Updated: Mar 3
We know strength training is great for functional fitness (so we can get in and out of low chairs well into older age, and continue to carry our loads of firewood inside), but it’s also great for preventing injury.
Knees tend to be one of those joints that start to get niggly if we don’t look after them - and one of the best ways to keep your knee healthy (even if it’s been previously injured) is to keep the surrounding musculature strong.
Our muscles exist not just to help us lift things or move, but also to support our joints during activity. If we don’t keep strong, our joints risk becoming ‘ligament dominant' (1). Essentially, this means that the muscles surrounding the joints aren’t strong enough to protect the joint and keep it in place, so the ligaments have to compensate. Our ligaments are made to assist our muscles at keeping our joints in place – not act as their only anchor!
Not only this, but if you’re ligament-dominant, your joints can’t absorb ground reaction forces as well as they should. When thinking about the knees in particular, this can increase our risk of an ACL injury when jumping, pivoting or slowing down. This is of particular concern to those in team sports which require quick turns or jumps during a game.
So what can we do to look after our knees?
If you’ve got a history of knee injury, or show signs of ligament dominance (such as knees moving in toward each other, bending forward at the waist, or losing balance during landing), you need to strengthen the surrounding muscles.

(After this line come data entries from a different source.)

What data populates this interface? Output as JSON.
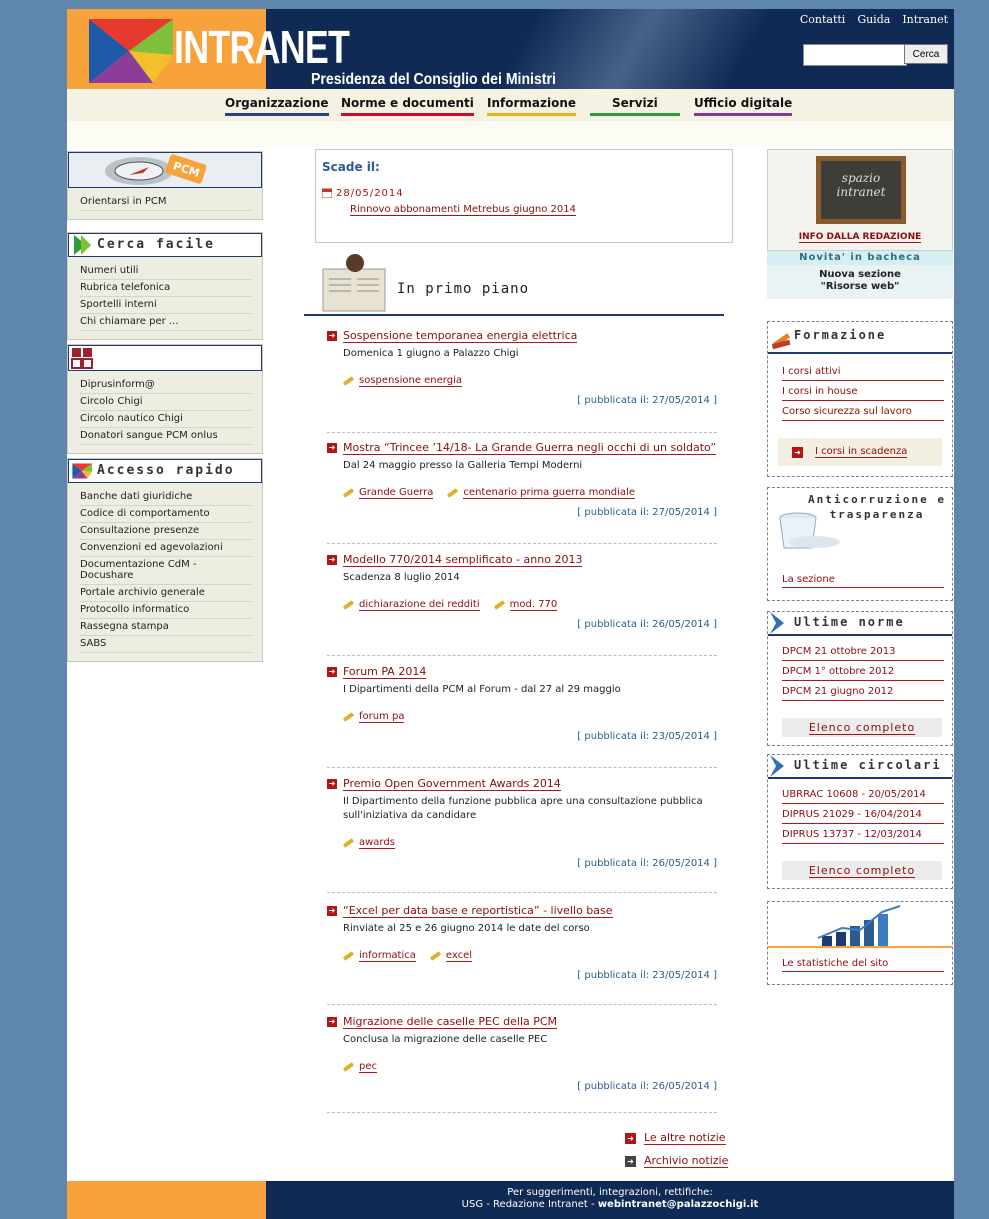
{
  "header": {
    "logo_text_a": "INTRA",
    "logo_text_b": "NET",
    "subtitle": "Presidenza del Consiglio dei Ministri",
    "top_links": [
      "Contatti",
      "Guida",
      "Intranet"
    ],
    "search_button": "Cerca",
    "search_value": ""
  },
  "nav": {
    "items": [
      {
        "label": "Organizzazione",
        "color": "#2c3e8f"
      },
      {
        "label": "Norme e documenti",
        "color": "#c8102e"
      },
      {
        "label": "Informazione",
        "color": "#e8b21d"
      },
      {
        "label": "Servizi",
        "color": "#2e9b3d"
      },
      {
        "label": "Ufficio digitale",
        "color": "#7b3a96"
      }
    ]
  },
  "left": {
    "pcm_badge": "PCM",
    "orientarsi": "Orientarsi in PCM",
    "cerca_title": "Cerca facile",
    "cerca_items": [
      "Numeri utili",
      "Rubrica telefonica",
      "Sportelli interni",
      "Chi chiamare per ..."
    ],
    "misc_items": [
      "Diprusinform@",
      "Circolo Chigi",
      "Circolo nautico Chigi",
      "Donatori sangue PCM onlus"
    ],
    "accesso_title": "Accesso rapido",
    "accesso_items": [
      "Banche dati giuridiche",
      "Codice di comportamento",
      "Consultazione presenze",
      "Convenzioni ed agevolazioni",
      "Documentazione CdM - Docushare",
      "Portale archivio generale",
      "Protocollo informatico",
      "Rassegna stampa",
      "SABS"
    ]
  },
  "scade": {
    "title": "Scade il:",
    "date": "28/05/2014",
    "link": "Rinnovo abbonamenti Metrebus giugno 2014"
  },
  "primo_piano": {
    "title": "In primo piano",
    "news": [
      {
        "title": "Sospensione temporanea energia elettrica",
        "summary": "Domenica 1 giugno a Palazzo Chigi",
        "tags": [
          "sospensione energia"
        ],
        "published": "[ pubblicata il: 27/05/2014 ]"
      },
      {
        "title": "Mostra “Trincee ’14/18- La Grande Guerra negli occhi di un soldato”",
        "summary": "Dal 24 maggio presso la Galleria Tempi Moderni",
        "tags": [
          "Grande Guerra",
          "centenario prima guerra mondiale"
        ],
        "published": "[ pubblicata il: 27/05/2014 ]"
      },
      {
        "title": "Modello 770/2014 semplificato - anno 2013",
        "summary": "Scadenza 8 luglio 2014",
        "tags": [
          "dichiarazione dei redditi",
          "mod. 770"
        ],
        "published": "[ pubblicata il: 26/05/2014 ]"
      },
      {
        "title": "Forum PA 2014",
        "summary": "I Dipartimenti della PCM al Forum - dal 27 al 29 maggio",
        "tags": [
          "forum pa"
        ],
        "published": "[ pubblicata il: 23/05/2014 ]"
      },
      {
        "title": "Premio Open Government Awards 2014",
        "summary": "Il Dipartimento della funzione pubblica apre una consultazione pubblica sull'iniziativa da candidare",
        "tags": [
          "awards"
        ],
        "published": "[ pubblicata il: 26/05/2014 ]"
      },
      {
        "title": "“Excel per data base e reportistica” - livello base",
        "summary": "Rinviate al 25 e 26 giugno 2014 le date del corso",
        "tags": [
          "informatica",
          "excel"
        ],
        "published": "[ pubblicata il: 23/05/2014 ]"
      },
      {
        "title": "Migrazione delle caselle PEC della PCM",
        "summary": "Conclusa la migrazione delle caselle PEC",
        "tags": [
          "pec"
        ],
        "published": "[ pubblicata il: 26/05/2014 ]"
      }
    ],
    "more_news": "Le altre notizie",
    "archive": "Archivio notizie"
  },
  "right": {
    "spazio_board": "spazio intranet",
    "info_redazione": "INFO DALLA REDAZIONE",
    "novita": "Novita' in bacheca",
    "nuova_line1": "Nuova sezione",
    "nuova_line2": "\"Risorse web\"",
    "formazione_title": "Formazione",
    "formazione_items": [
      "I corsi attivi",
      "I corsi in house",
      "Corso sicurezza sul lavoro"
    ],
    "corsi_scadenza": "I corsi in scadenza",
    "anticorruzione_title_1": "Anticorruzione e",
    "anticorruzione_title_2": "trasparenza",
    "anticorruzione_link": "La sezione",
    "norme_title": "Ultime norme",
    "norme_items": [
      "DPCM 21 ottobre 2013",
      "DPCM 1° ottobre 2012",
      "DPCM 21 giugno 2012"
    ],
    "norme_elenco": "Elenco completo",
    "circolari_title": "Ultime circolari",
    "circolari_items": [
      "UBRRAC 10608 - 20/05/2014",
      "DIPRUS 21029 - 16/04/2014",
      "DIPRUS 13737 - 12/03/2014"
    ],
    "circolari_elenco": "Elenco completo",
    "statistiche": "Le statistiche del sito"
  },
  "footer": {
    "line1": "Per suggerimenti, integrazioni, rettifiche:",
    "line2a": "USG - Redazione Intranet - ",
    "line2b": "webintranet@palazzochigi.it"
  }
}
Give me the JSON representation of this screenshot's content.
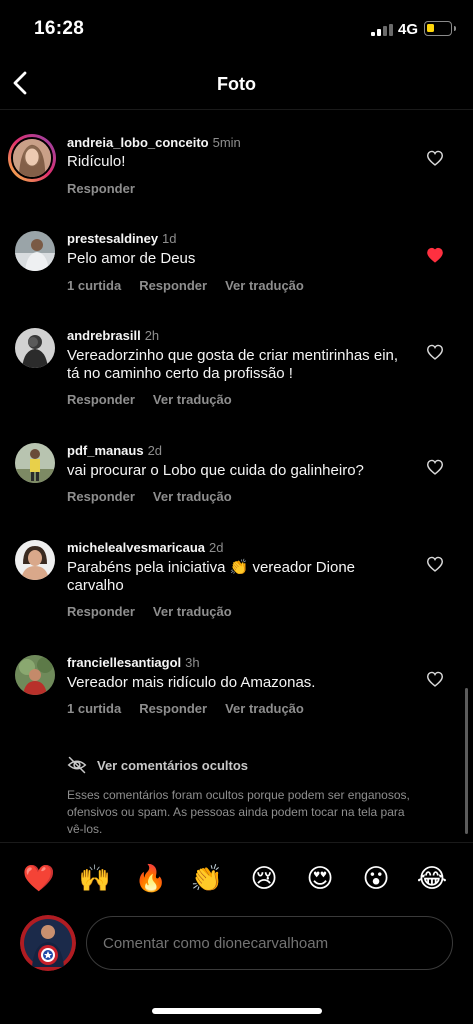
{
  "status": {
    "time": "16:28",
    "network": "4G"
  },
  "header": {
    "title": "Foto"
  },
  "comments": [
    {
      "username": "andreia_lobo_conceito",
      "time": "5min",
      "text": "Ridículo!",
      "likes": "",
      "reply": "Responder",
      "translate": "",
      "liked": false
    },
    {
      "username": "prestesaldiney",
      "time": "1d",
      "text": "Pelo amor de Deus",
      "likes": "1 curtida",
      "reply": "Responder",
      "translate": "Ver tradução",
      "liked": true
    },
    {
      "username": "andrebrasill",
      "time": "2h",
      "text": "Vereadorzinho que gosta de criar mentirinhas ein, tá no caminho certo da profissão !",
      "likes": "",
      "reply": "Responder",
      "translate": "Ver tradução",
      "liked": false
    },
    {
      "username": "pdf_manaus",
      "time": "2d",
      "text": "vai procurar o Lobo que cuida do galinheiro?",
      "likes": "",
      "reply": "Responder",
      "translate": "Ver tradução",
      "liked": false
    },
    {
      "username": "michelealvesmaricaua",
      "time": "2d",
      "text": "Parabéns pela iniciativa 👏 vereador Dione carvalho",
      "likes": "",
      "reply": "Responder",
      "translate": "Ver tradução",
      "liked": false
    },
    {
      "username": "franciellesantiagol",
      "time": "3h",
      "text": "Vereador mais ridículo do Amazonas.",
      "likes": "1 curtida",
      "reply": "Responder",
      "translate": "Ver tradução",
      "liked": false
    }
  ],
  "hidden": {
    "label": "Ver comentários ocultos",
    "description": "Esses comentários foram ocultos porque podem ser enganosos, ofensivos ou spam. As pessoas ainda podem tocar na tela para vê-los."
  },
  "emojis": [
    "❤️",
    "🙌",
    "🔥",
    "👏",
    "😢",
    "😍",
    "😮",
    "😂"
  ],
  "composer": {
    "placeholder": "Comentar como dionecarvalhoam"
  },
  "colors": {
    "like_active": "#ff3040",
    "secondary_text": "#8e8e8e",
    "background": "#000000"
  }
}
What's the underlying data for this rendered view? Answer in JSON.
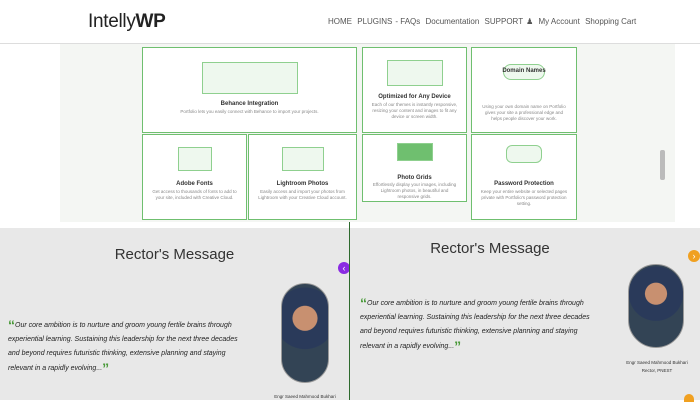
{
  "header": {
    "logo_main": "Intelly",
    "logo_bold": "WP",
    "nav": [
      "HOME",
      "PLUGINS",
      "FAQs",
      "Documentation",
      "SUPPORT",
      "My Account",
      "Shopping Cart"
    ]
  },
  "cards": [
    {
      "title": "Behance Integration",
      "desc": "Portfolio lets you easily connect with Behance to import your projects."
    },
    {
      "title": "Optimized for Any Device",
      "desc": "Each of our themes is instantly responsive, resizing your content and images to fit any device or screen width."
    },
    {
      "title": "Domain Names",
      "desc": "Using your own domain name on Portfolio gives your site a professional edge and helps people discover your work."
    },
    {
      "title": "Adobe Fonts",
      "desc": "Get access to thousands of fonts to add to your site, included with Creative Cloud."
    },
    {
      "title": "Lightroom Photos",
      "desc": "Easily access and import your photos from Lightroom with your Creative Cloud account."
    },
    {
      "title": "Photo Grids",
      "desc": "Effortlessly display your images, including Lightroom photos, in beautiful and responsive grids."
    },
    {
      "title": "Password Protection",
      "desc": "Keep your entire website or selected pages private with Portfolio's password protection setting."
    }
  ],
  "rector_left": {
    "title": "Rector's Message",
    "quote": "Our core ambition is to nurture and groom young fertile brains through experiential learning. Sustaining this leadership for the next three decades and beyond requires futuristic thinking, extensive planning and staying relevant in a rapidly evolving...",
    "name": "Engr Saeed Mahmood Bukhari"
  },
  "rector_right": {
    "title": "Rector's Message",
    "quote": "Our core ambition is to nurture and groom young fertile brains through experiential learning. Sustaining this leadership for the next three decades and beyond requires futuristic thinking, extensive planning and staying relevant in a rapidly evolving...",
    "name": "Engr Saeed Mahmood Bukhari",
    "role": "Rector, PNEST"
  },
  "icons": {
    "prev": "chevron-left-icon",
    "next": "chevron-right-icon"
  },
  "colors": {
    "accent": "#6fbf6f",
    "arrow_left": "#8a2be2",
    "arrow_right": "#f0a020"
  }
}
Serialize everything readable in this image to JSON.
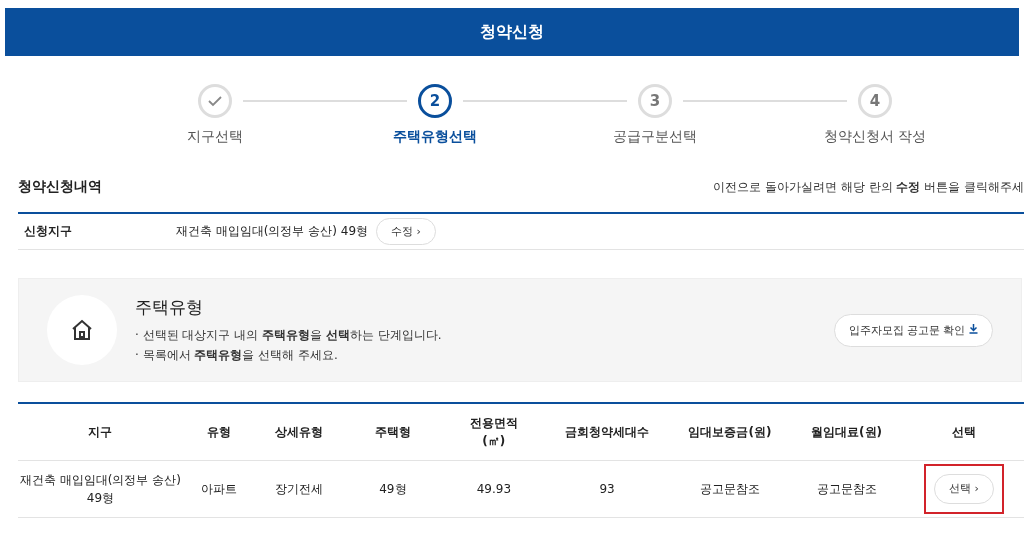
{
  "header": {
    "title": "청약신청"
  },
  "steps": [
    {
      "label": "지구선택",
      "done": true,
      "selected": false
    },
    {
      "number": "2",
      "label": "주택유형선택",
      "done": false,
      "selected": true
    },
    {
      "number": "3",
      "label": "공급구분선택",
      "done": false,
      "selected": false
    },
    {
      "number": "4",
      "label": "청약신청서 작성",
      "done": false,
      "selected": false
    }
  ],
  "summary": {
    "title": "청약신청내역",
    "notice": "이전으로 돌아가실려면 해당 란의 **수정** 버튼을 클릭해주세",
    "rows": [
      {
        "label": "신청지구",
        "value": "재건축 매입임대(의정부 송산) 49형",
        "button": "수정 ›"
      }
    ]
  },
  "info": {
    "title": "주택유형",
    "lines": [
      "· 선택된 대상지구 내의 **주택유형**을 **선택**하는 단계입니다.",
      "· 목록에서 **주택유형**을 선택해 주세요."
    ],
    "button": "입주자모집 공고문 확인"
  },
  "table": {
    "columns": [
      "지구",
      "유형",
      "상세유형",
      "주택형",
      "전용면적\n(㎡)",
      "금회청약세대수",
      "임대보증금(원)",
      "월임대료(원)",
      "선택"
    ],
    "rows": [
      {
        "cells": [
          "재건축 매입임대(의정부 송산) 49형",
          "아파트",
          "장기전세",
          "49형",
          "49.93",
          "93",
          "공고문참조",
          "공고문참조"
        ],
        "button": "선택 ›",
        "highlighted": true
      }
    ]
  }
}
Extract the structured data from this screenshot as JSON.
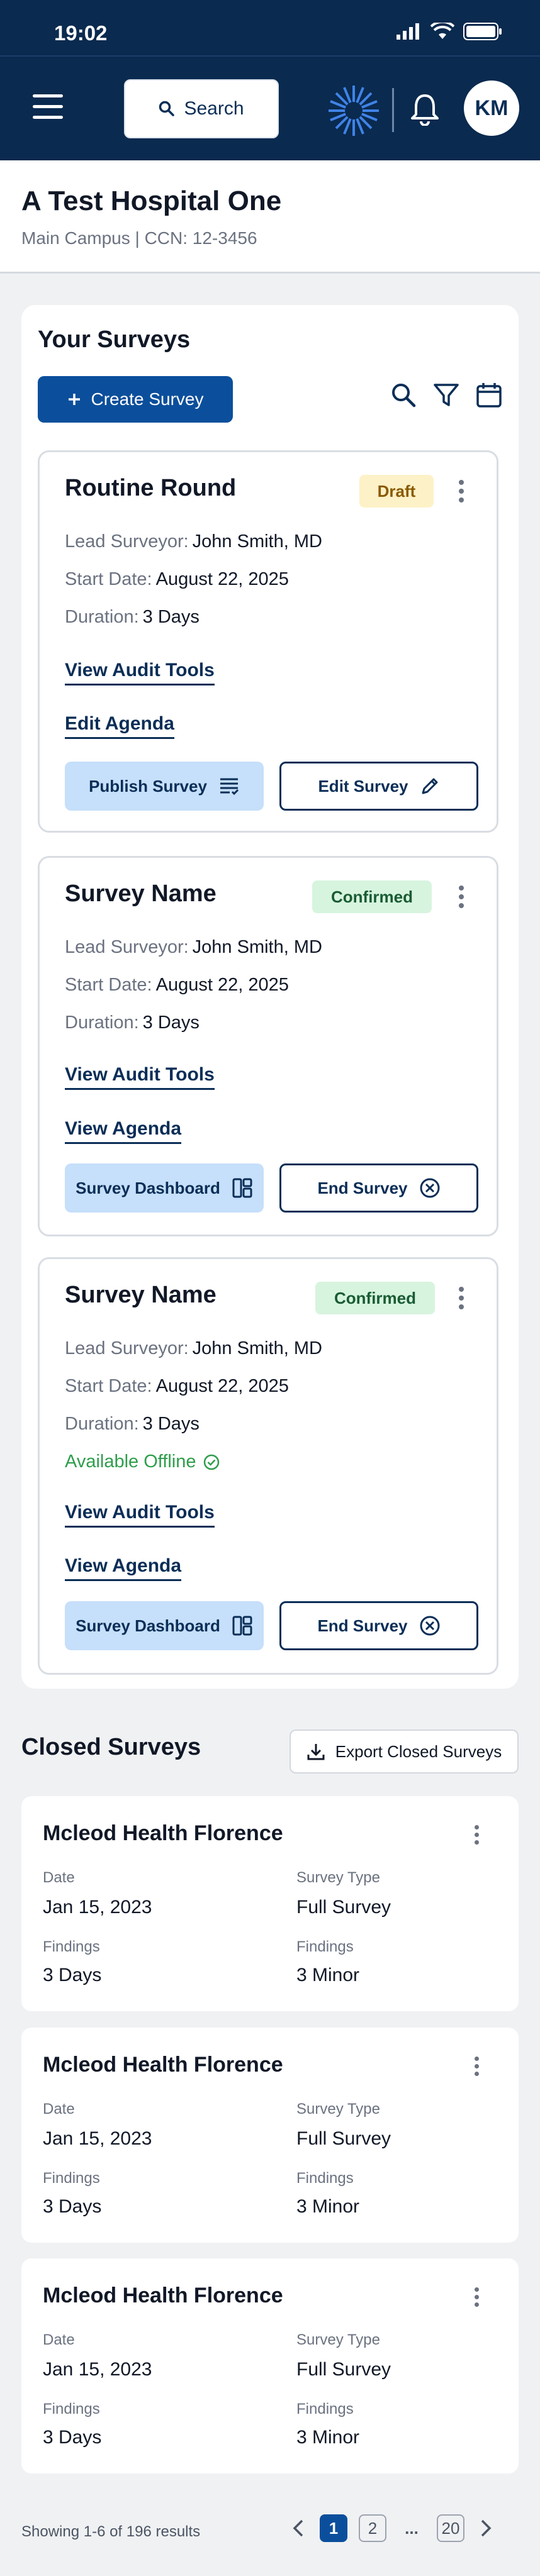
{
  "status": {
    "time": "19:02"
  },
  "header": {
    "search_label": "Search",
    "avatar_initials": "KM"
  },
  "hospital": {
    "name": "A Test Hospital One",
    "subtitle": "Main Campus | CCN: 12-3456"
  },
  "your_surveys": {
    "title": "Your Surveys",
    "create_label": "Create Survey",
    "cards": [
      {
        "title": "Routine Round",
        "badge": "Draft",
        "lead_label": "Lead Surveyor:",
        "lead": "John Smith, MD",
        "start_label": "Start Date:",
        "start": "August 22, 2025",
        "duration_label": "Duration:",
        "duration": "3 Days",
        "link1": "View Audit Tools",
        "link2": "Edit Agenda",
        "btn1": "Publish Survey",
        "btn2": "Edit Survey"
      },
      {
        "title": "Survey Name",
        "badge": "Confirmed",
        "lead_label": "Lead Surveyor:",
        "lead": "John Smith, MD",
        "start_label": "Start Date:",
        "start": "August 22, 2025",
        "duration_label": "Duration:",
        "duration": "3 Days",
        "link1": "View Audit Tools",
        "link2": "View Agenda",
        "btn1": "Survey Dashboard",
        "btn2": "End Survey"
      },
      {
        "title": "Survey Name",
        "badge": "Confirmed",
        "lead_label": "Lead Surveyor:",
        "lead": "John Smith, MD",
        "start_label": "Start Date:",
        "start": "August 22, 2025",
        "duration_label": "Duration:",
        "duration": "3 Days",
        "offline": "Available Offline",
        "link1": "View Audit Tools",
        "link2": "View Agenda",
        "btn1": "Survey Dashboard",
        "btn2": "End Survey"
      }
    ]
  },
  "closed": {
    "title": "Closed Surveys",
    "export_label": "Export Closed Surveys",
    "cards": [
      {
        "name": "Mcleod Health Florence",
        "date_label": "Date",
        "date": "Jan 15, 2023",
        "type_label": "Survey Type",
        "type": "Full Survey",
        "findings_label": "Findings",
        "findings": "3 Days",
        "findings2_label": "Findings",
        "findings2": "3 Minor"
      },
      {
        "name": "Mcleod Health Florence",
        "date_label": "Date",
        "date": "Jan 15, 2023",
        "type_label": "Survey Type",
        "type": "Full Survey",
        "findings_label": "Findings",
        "findings": "3 Days",
        "findings2_label": "Findings",
        "findings2": "3 Minor"
      },
      {
        "name": "Mcleod Health Florence",
        "date_label": "Date",
        "date": "Jan 15, 2023",
        "type_label": "Survey Type",
        "type": "Full Survey",
        "findings_label": "Findings",
        "findings": "3 Days",
        "findings2_label": "Findings",
        "findings2": "3 Minor"
      }
    ]
  },
  "pagination": {
    "summary": "Showing 1-6 of 196 results",
    "pages": [
      "1",
      "2",
      "...",
      "20"
    ]
  },
  "colors": {
    "navy": "#0a2a4f",
    "primary": "#0b4f9c",
    "draft_bg": "#fdf1c7",
    "confirmed_bg": "#d7f4df",
    "offline": "#2e9e4b"
  }
}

Lunges are great for strengthening the quadriceps (front thigh) muscles, and hip raises or bridges are great for increasing hamstring (rear thigh) strength. To ensure your knees aren’t relying only on your ligaments for support, you also want to make sure your glutes are firing properly. Hip raises, squats, and even calf raises can help strengthen glutes. Your glutes consist of three different muscles; gluteus maximus, medius and mininus. Gluteus medius is a muscle that’s particularly helpful at stopping our knees from moving too far in towards the midline. Exercises such as clams are great at strengthening this muscle up.
Of course, this rationale is transferable to other joints, like the ankles. If we keep our muscles strong, we’re less likely to put our joints and ligaments at risk. If you’re a team sport player, or involved in another sport involving impact such as endurance running, or track and field, ensure you’ve got a regular strength training program in place to reduce your chances of injury.
(1) Myer, G.D., Ford, K. R., & Hewet, T.E. (2004). Rationale and Clinical Techniques for Anterior Cruciate Ligament Injury Prevention Among Female Athletes. Journal of Athletic Training,39(4), 352-364.